Assalam-alaikum, In the book, “The great Muslim scientist and philosopher”, there is a discussion between Imam Jaffer As-Sadiq A.S. and an atheist ‘Abu shakir’. During the discussion some deep scientific knowledge is revealed. Now some people have said that the entire book is fake. Can you please inform if one can locate the discussion between the Imam A.S. and the atheist named Abu Shakir, specifically, in any of the hadith books?

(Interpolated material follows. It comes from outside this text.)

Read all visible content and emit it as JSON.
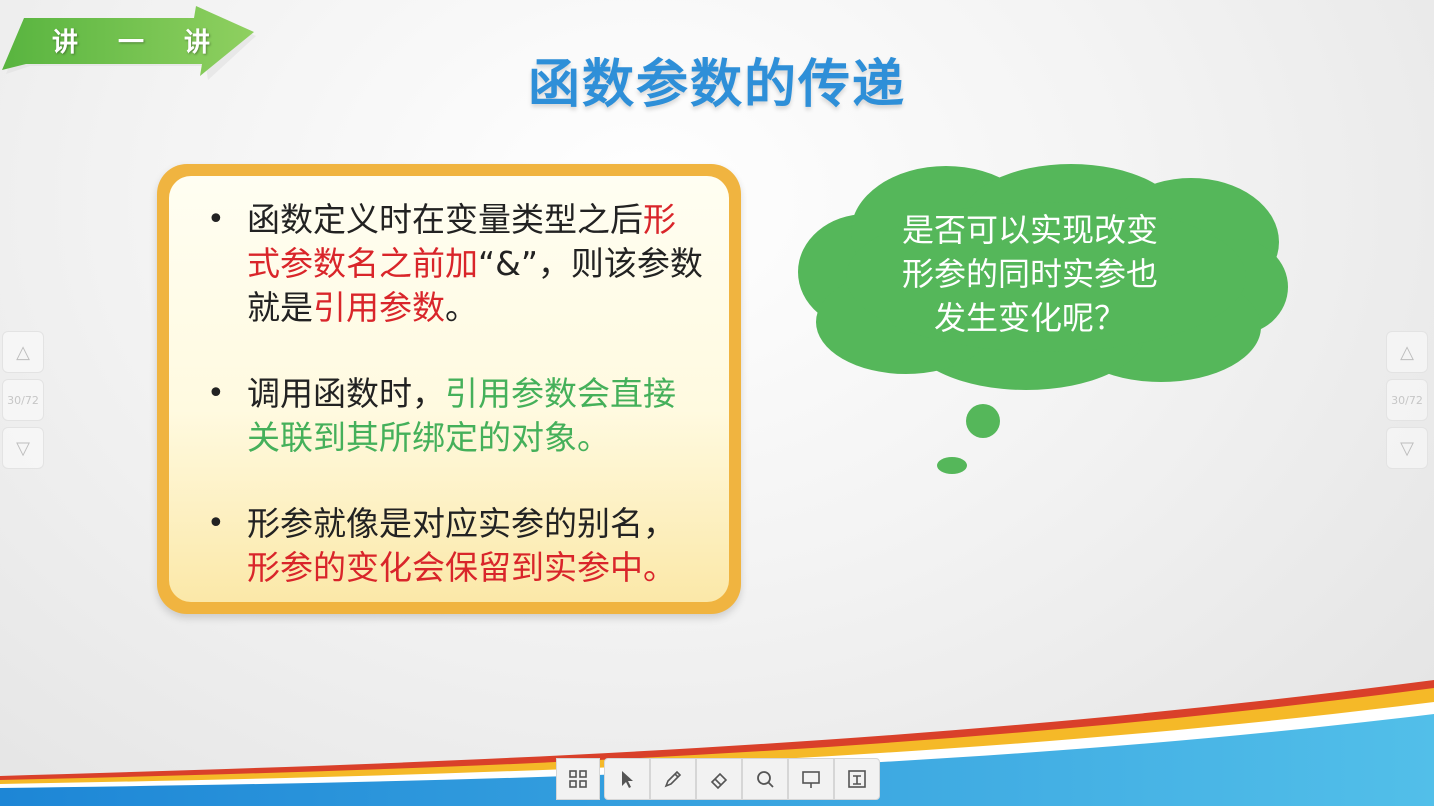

During the lifetime of Imam Ja’far Sadiq (AS), theological debates and discussions invovling the Imam himself were carried out quite often. One of the most serious topics around which discussions and debates took place was the existence of God. Due, mainly, to the free atmosphere prevailing in Arabia, the discussions would often take place among members of the opposite groups. There is no doubt that these discussions ultimately ended up in the victory of the theists ands monotheists and the defeat of the disbelievers. One of those who had lengthy debates with Imam Ja’far Sadiq, peace be upon him, was Abu Shakir Daysani.[i] What follows is a report on two dialogues between him and Imam Ja’far Sadiq (AS) regarding the existence of God, the Exalted:
1. Hesham bin Hakam narrates:

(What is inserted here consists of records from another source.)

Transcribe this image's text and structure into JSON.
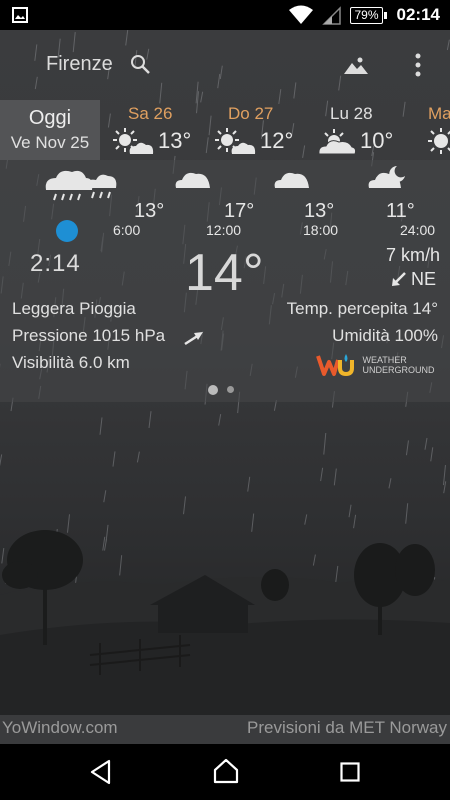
{
  "status_bar": {
    "battery": "79%",
    "time": "02:14",
    "icons": [
      "image-notification-icon",
      "wifi-icon",
      "cellular-signal-icon",
      "battery-icon"
    ]
  },
  "header": {
    "city": "Firenze",
    "icons": [
      "search-icon",
      "landscape-icon",
      "overflow-menu-icon"
    ]
  },
  "days": [
    {
      "label": "Oggi",
      "date": "Ve Nov 25",
      "selected": true
    },
    {
      "label": "Sa 26",
      "temp": "13°",
      "icon": "partly-sunny-icon"
    },
    {
      "label": "Do 27",
      "temp": "12°",
      "icon": "partly-sunny-icon"
    },
    {
      "label": "Lu 28",
      "temp": "10°",
      "icon": "partly-cloudy-icon"
    },
    {
      "label": "Ma",
      "icon": "sunny-icon"
    }
  ],
  "hourly": [
    {
      "icon": "rain-cloud-icon"
    },
    {
      "temp": "13°",
      "time": "6:00",
      "icon": "cloud-icon"
    },
    {
      "temp": "17°",
      "time": "12:00",
      "icon": "cloud-icon"
    },
    {
      "temp": "13°",
      "time": "18:00",
      "icon": "cloud-icon"
    },
    {
      "temp": "11°",
      "time": "24:00",
      "icon": "cloud-moon-icon"
    }
  ],
  "current": {
    "time": "2:14",
    "temperature": "14°",
    "wind_speed": "7 km/h",
    "wind_direction": "NE",
    "condition": "Leggera Pioggia",
    "pressure": "Pressione 1015 hPa",
    "visibility": "Visibilità 6.0 km",
    "feels_like": "Temp. percepita 14°",
    "humidity": "Umidità 100%",
    "provider_logo_text_1": "WEATHER",
    "provider_logo_text_2": "UNDERGROUND"
  },
  "pager": {
    "pages": 2,
    "current": 1
  },
  "footer": {
    "left": "YoWindow.com",
    "right": "Previsioni da MET Norway"
  },
  "colors": {
    "accent_day": "#e0a060",
    "now_dot": "#1e8fd4",
    "background": "#3a3b3d"
  }
}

Abu Shakir told me that he had a question and he asked me to arrange a meeting with my teacher, Imam Ja’far Sadiq (AS) because he had a question which he had asked many scholars but he had not got a convincing answer.
Hesham asked Abu Shakir if he did not want him to know about his question. He said that might perhaps have an answer to his question which he might probably like but Abu Shakir insisted that he wanted to meet Imam Sadiq (AS) and ask him his question as well.
Hesham says that he arranged a meeting for him and he asked his question:
Abu Shakir said to the Imam (AS): “Would you allow me to say something and ask some questions?”
Imam Sadiq (AS) said: “What is your question?”
Abu Shakir al-Daysani asked Imam al-Sadiq (AS): “How can you prove that you have a Creator?”
Consequently, he (AS) responded: “I found myself not free from one of the two possibilities: either I have created myself, or someone else has created me. If I have created myself, then I am not free from one of two meanings: either I created myself while I was already existent, or I created myself while I was nonexistent. Hence, if I created myself, and I already existed, then I was self-sufficient of giving existence to myself. And if I was nonexistent, then you know that the nonexistent cannot bring about a thing. Therefore, the third meaning is proven that I have a Creator and that is Allah, the Lord of the Universe.”[ii]
2. One day Abu Shakir came to the Imam and said, “Prove to me the existence of God.” Imam (a.s) told him to be seated. At that time a boy passed by holding a hen’s egg. Imam (a.s) called him, and taking the egg from him kept it on his palm. Then he told Abu Shakir, “See, it is such a strong fort that has no doors. On its outside is a hard skin and below it is a thin membrane, inside which flow two seas of gold and silver. But neither can the yellow mix with the white nor the white can merge with the yellow. Neither can a repairer enter it nor a destroyer comes out of it. No one can even know whether the newborn would be a male or a female. Then all of a sudden it cracks and a beautiful chick emerges from it. Can your reason agree that all this happened without a designer or a maker?” Hearing this Abu Shakir bowed down his head and said, “I repent for my beliefs today and accept the religion of Islam.”[iii]
Although these two reports do not have so strong chain of narration, their contents are coherent and consistent with the fundamentals of Islamic beliefs and theology. Thus, they can be used to argue with. Indeed, the argument in the second narration somehow signifies the kind of knowledge which Daysani had no knowledge before it.
[i] Vide: Kulayni, Muhammad bin Ya’qub, Al-Kafi, researched and corrected by Ghaffari, Ali Akbar, Akhundi, Muhammad, vol.1, p. 128, Dar al-Kotob al-Islamiyah, fourth edition, 1407 A.H; Ibn Shahr Ashub Mazandarani, Muhammad bin Ali, Mutashabeh al-Qur’an wa Mukhtalifehi, vol.1, p. 48, Qom, Beidar, first edition, 1410 A.H.
[ii] Sheiky Saduq, Al-Tawhid, researched and corrected by Husseini, Hashem, p. 290, Qom, Islamic Publications Office, first edition, 1398 A.H.
[iii] Al-Kafi, vol.1, p, 80; Tabarsi, Ahmad bin Ali, Al-Ehtijaj ‘Alaa al-Lejaj, researched and corrected by Khursan, Muhammad Baqir, vol.2, p. 333, Mashad, Murteza Publication, first edition, 1403 A.H.